Mwania has been here before. During the tribal clashes of 1992, he came to this exact place, the Langas police station in Eldoret, to seek safety. When he returned to his village after the violence 17 years ago, his house was still intact. “This time there is nothing to go back to. My house and all my belongings have been burned,” he says. The future for this grandfather, and the 10 family members he has with him, is uncertain. For now, they will stay in the camp that has sprung up around the police station. After that, who knows?
The violence following the Kenyan election on December 27 has shocked many. The country is still reeling from outbursts that have seen houses being burnt and looted, thousands of people displaced and over 600 deaths. Although things seem to be getting calmer, the situation is unpredictable. In the last few days, MSF teams working in Eldoret, Kenya’s fifth largest city where thousands of people came to escape the violence, have witnessed a rapidly changing situation. Some internally displaced persons (IDP) camps that were packed with hundreds of families just a few days ago are now empty as many have decided to go home. Others remain crowded, and conditions in the camps vary greatly. A few are well organized, as the people living there left their homes when they were threatened and so managed to bring most of their possessions with them. Their shelters are packed with bicycles, clothes, blankets, food, buckets, and more. Others ran as their houses burned and have nothing.

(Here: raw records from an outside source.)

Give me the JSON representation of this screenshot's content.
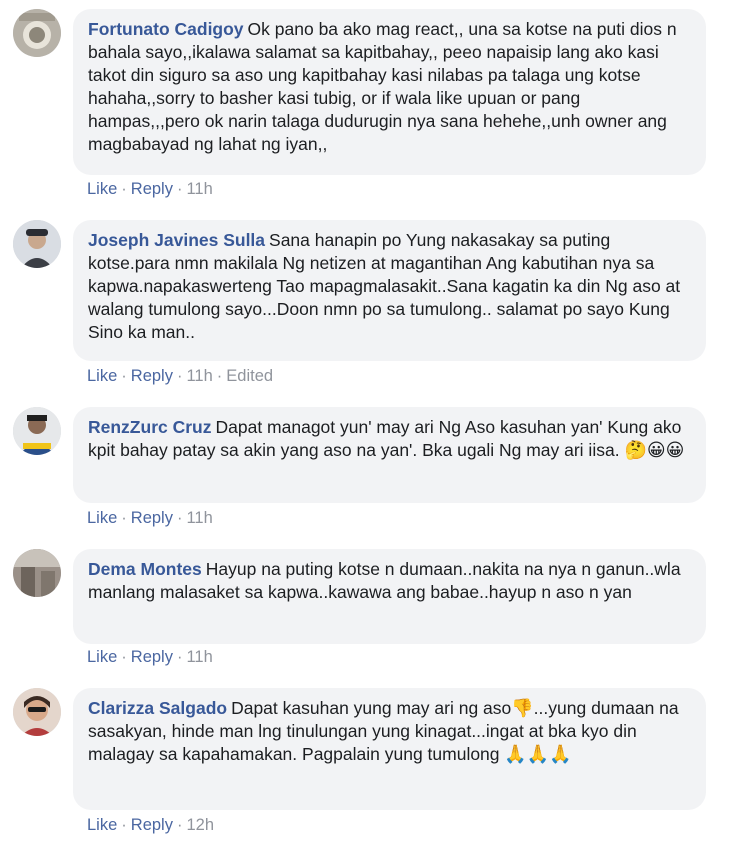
{
  "comments": [
    {
      "author": "Fortunato Cadigoy",
      "text": "Ok pano ba ako mag react,, una sa kotse na puti dios n bahala sayo,,ikalawa salamat sa kapitbahay,, peeo napaisip lang ako kasi takot din siguro sa aso ung kapitbahay kasi nilabas pa talaga ung kotse hahaha,,sorry to basher kasi tubig, or if wala like upuan or pang hampas,,,pero ok narin talaga dudurugin nya sana hehehe,,unh owner ang magbabayad ng lahat ng iyan,,",
      "like": "Like",
      "reply": "Reply",
      "time": "11h",
      "edited": ""
    },
    {
      "author": "Joseph Javines Sulla",
      "text": "Sana hanapin po Yung nakasakay sa puting kotse.para nmn makilala Ng netizen at magantihan Ang kabutihan nya sa kapwa.napakaswerteng Tao mapagmalasakit..Sana kagatin ka din Ng aso at walang tumulong sayo...Doon nmn po sa tumulong.. salamat po sayo Kung Sino ka man..",
      "like": "Like",
      "reply": "Reply",
      "time": "11h",
      "edited": "Edited"
    },
    {
      "author": "RenzZurc Cruz",
      "text": "Dapat managot yun' may ari Ng Aso kasuhan yan' Kung ako kpit bahay patay sa akin yang aso na yan'. Bka ugali Ng may ari iisa.",
      "emojis": "🤔😀😀",
      "like": "Like",
      "reply": "Reply",
      "time": "11h",
      "edited": ""
    },
    {
      "author": "Dema Montes",
      "text": "Hayup na puting kotse n dumaan..nakita na nya n ganun..wla manlang malasaket sa kapwa..kawawa ang babae..hayup n aso n yan",
      "like": "Like",
      "reply": "Reply",
      "time": "11h",
      "edited": ""
    },
    {
      "author": "Clarizza Salgado",
      "text": "Dapat kasuhan yung may ari ng aso",
      "emoji_inline": "👎",
      "text2": "...yung dumaan na sasakyan, hinde man lng tinulungan yung kinagat...ingat at bka kyo din malagay sa kapahamakan. Pagpalain yung tumulong",
      "emojis": "🙏🙏🙏",
      "like": "Like",
      "reply": "Reply",
      "time": "12h",
      "edited": ""
    }
  ],
  "separator": "·",
  "colors": {
    "author": "#385898",
    "bubble": "#f2f3f5",
    "action": "#4b67a1",
    "meta": "#90949c"
  }
}
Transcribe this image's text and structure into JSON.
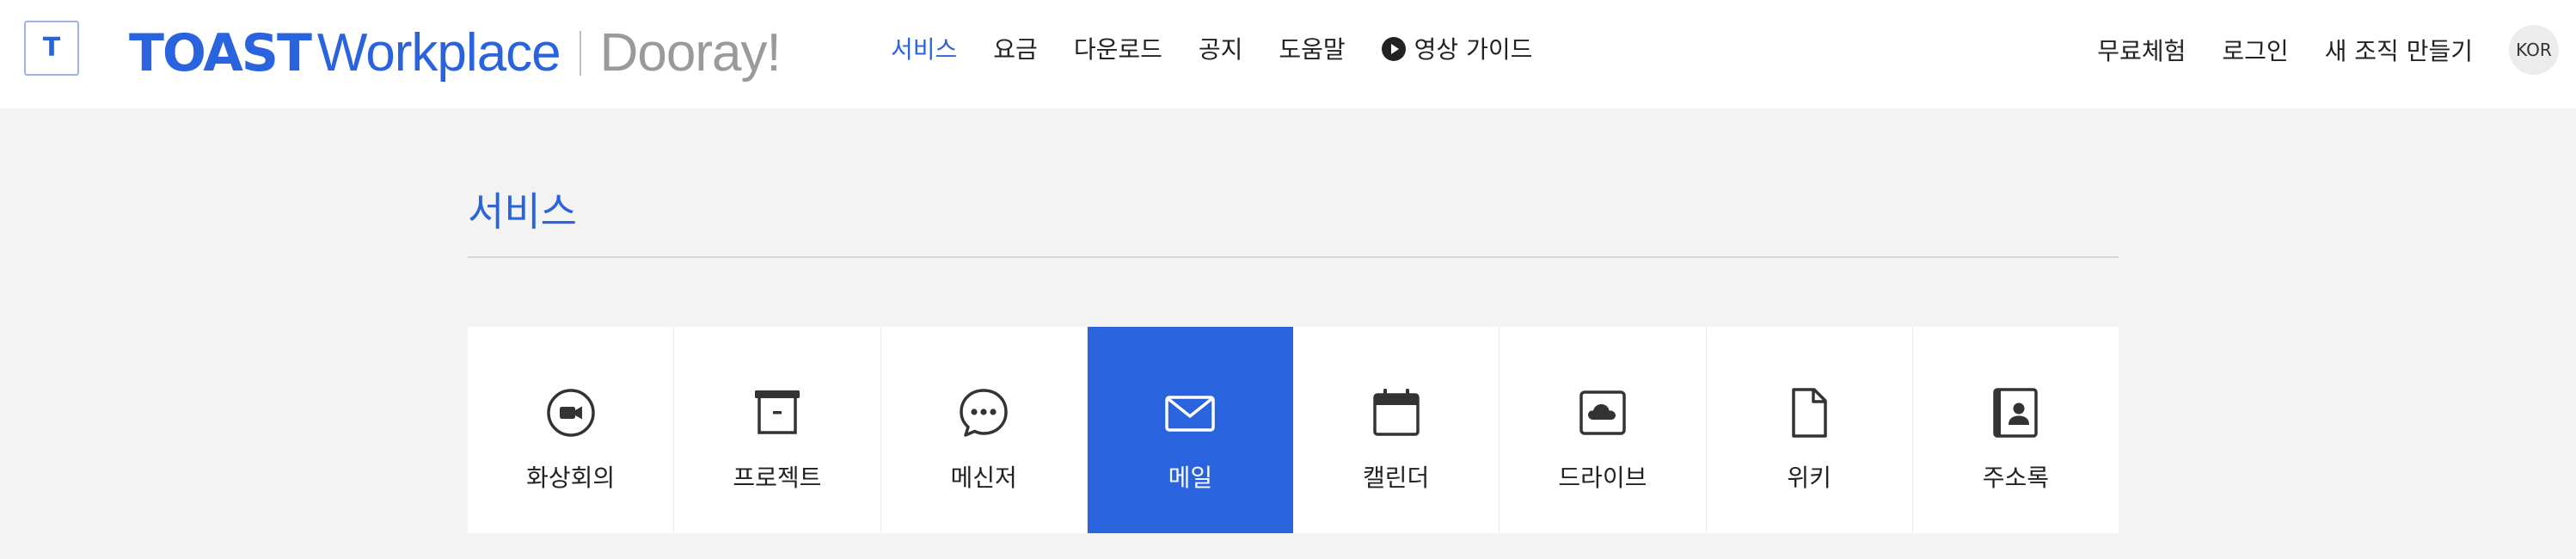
{
  "header": {
    "logo_letter": "T",
    "brand_toast": "TOAST",
    "brand_workplace": "Workplace",
    "brand_dooray": "Dooray!",
    "nav": [
      {
        "label": "서비스",
        "active": true
      },
      {
        "label": "요금"
      },
      {
        "label": "다운로드"
      },
      {
        "label": "공지"
      },
      {
        "label": "도움말"
      },
      {
        "label": "영상 가이드",
        "icon": "play-circle-icon"
      }
    ],
    "right": {
      "trial": "무료체험",
      "login": "로그인",
      "new_org": "새 조직 만들기",
      "lang": "KOR"
    }
  },
  "main": {
    "title": "서비스",
    "services": [
      {
        "label": "화상회의",
        "icon": "video-call-icon"
      },
      {
        "label": "프로젝트",
        "icon": "archive-box-icon"
      },
      {
        "label": "메신저",
        "icon": "chat-bubble-icon"
      },
      {
        "label": "메일",
        "icon": "mail-icon",
        "active": true
      },
      {
        "label": "캘린더",
        "icon": "calendar-icon"
      },
      {
        "label": "드라이브",
        "icon": "cloud-drive-icon"
      },
      {
        "label": "위키",
        "icon": "document-icon"
      },
      {
        "label": "주소록",
        "icon": "address-book-icon"
      }
    ]
  },
  "colors": {
    "accent": "#2a63de",
    "background": "#f3f3f3",
    "header_bg": "#ffffff",
    "muted_brand": "#9a9a9a"
  }
}
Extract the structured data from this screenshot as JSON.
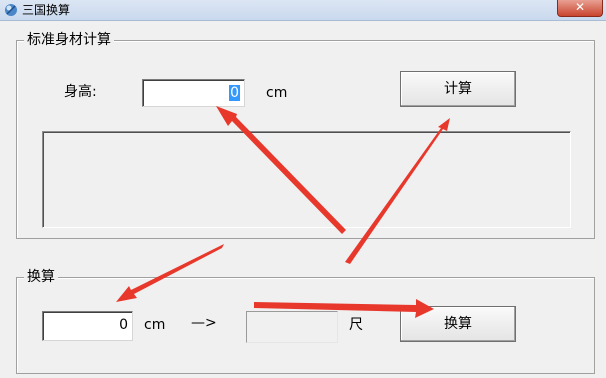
{
  "window": {
    "title": "三国换算",
    "close_glyph": "✕"
  },
  "standard_calc": {
    "group_title": "标准身材计算",
    "height_label": "身高:",
    "height_value": "0",
    "unit": "cm",
    "calc_button": "计算"
  },
  "convert": {
    "group_title": "换算",
    "input_value": "0",
    "unit": "cm",
    "arrow_text": "—>",
    "result_value": "",
    "result_unit": "尺",
    "convert_button": "换算"
  },
  "colors": {
    "annotation_arrow": "#e8382c"
  }
}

But the thousands of people still living in the settlements and camps all have one thing in common: they are not planning on leaving anytime soon. “The displaced people who are in Eldoret now are some of the most vulnerable,” says Pierluigi Testa, MSF’s coordinator in the city. “Many of them are too scared or poor to return home, but the majority cannot leave, as they no longer have homes to go to.”
Kenya 2008 © Susan Sandars/MSF
MSF has been working in Eldoret since January 2. At present, an international team of eight staff visits camps and settlements, providing assistance to the displaced. On January 3, MSF chartered two planes loaded with supplies. Since then, teams have distributed 6,000 blankets, as well as 2,250 kits containing essential items such as blankets, plastic sheeting for building some kind of shelter, jerry cans for transporting and storing water, and cooking sets to about 20,000 people. Logistical teams have constructed showers and latrines and facilitated clean water in two camps. In some of the camps, nearby health clinics are slowly resuming normal activities, so MSF assists by supporting staff and providing drugs and supplies. In others, MSF doctors and nurses provide on-the-spot consultations and treatment for the sick. The most common complaints are diarrhea, skin rashes, and respiratory tract infections.
Everyone has suffered and everyone is scared. “The other day, one of the houses nearby caught fire accidentally,” says Maina, one of the people living in Langas camp, “and everyone just ran.” The psychological trauma is evident in the consultations done by a Kenyan nurse, Albina Aluda, who is employed by MSF to work in a temporary clinic in the camp: “Many people come to us saying they have headaches or aches and pains. We call it hapa hapa (here here) syndrome. They point to themselves and say they have pains ‘here’ and ‘here’, but really, their pains are more emotional than physical.”
Yet despite the trauma of the recent weeks, the medical needs in Eldoret are not acute. If the situation in Kenya continues to stabilize, MSF will consider phasing out its activities. A number of other organizations have now started working in and around Eldoret, many of which are better suited to meet the long-term needs of the displaced people. Health clinics and hospitals, which were closed or hampered by a lack of staff during the worst of the violence, are up and running again, and should be able to meet people’s health needs. MSF will continue to monitor the situation in Eldoret, but will concentrate its efforts on other, more remote locations, such as the rural areas around Molo, where more assistance is needed.